WASHINGTON, Oct. 24 (UPI) — The U.S. Environmental Protection Agency has agreed to issue rules covering power plants’ mercury emissions by 2011, documents indicate.
A consent decree filed Thursday in U.S. District Court in Washington detailed an agreement with environmentalists and public health groups in which EPA officials agreed to a Nov. 16, 2011, deadline to close longstanding gaps in its regulation of mercury and other toxic substances from coal- or oil-burning power plants, The New York Times reported.
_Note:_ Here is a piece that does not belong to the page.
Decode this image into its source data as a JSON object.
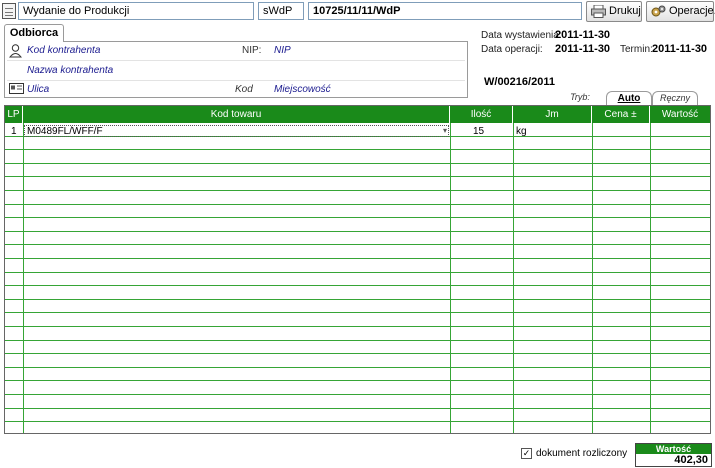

Less than one-third of U.S. coal-burning power plants have basic “scrubbers” for such pollution, in which tiny particles of mercury, arsenic, beryllium, cadmium, chromium, dioxins and other toxic substances are thrown into the atmosphere, John Walke of the Natural Resources Defense Council told the Times.
But energy industry groups and big electricity consumers are likely to challenge the rules emerging from the consent decree in court, the newspaper said.
Scott Segal of the Electric Reliability Coordinating Council reportedly warned that forcing utilities to speed up their ongoing efforts to cut mercury emissions would raise electricity costs and send pollution-producing manufacturing activities overseas.
Copyright 2009 by United Press International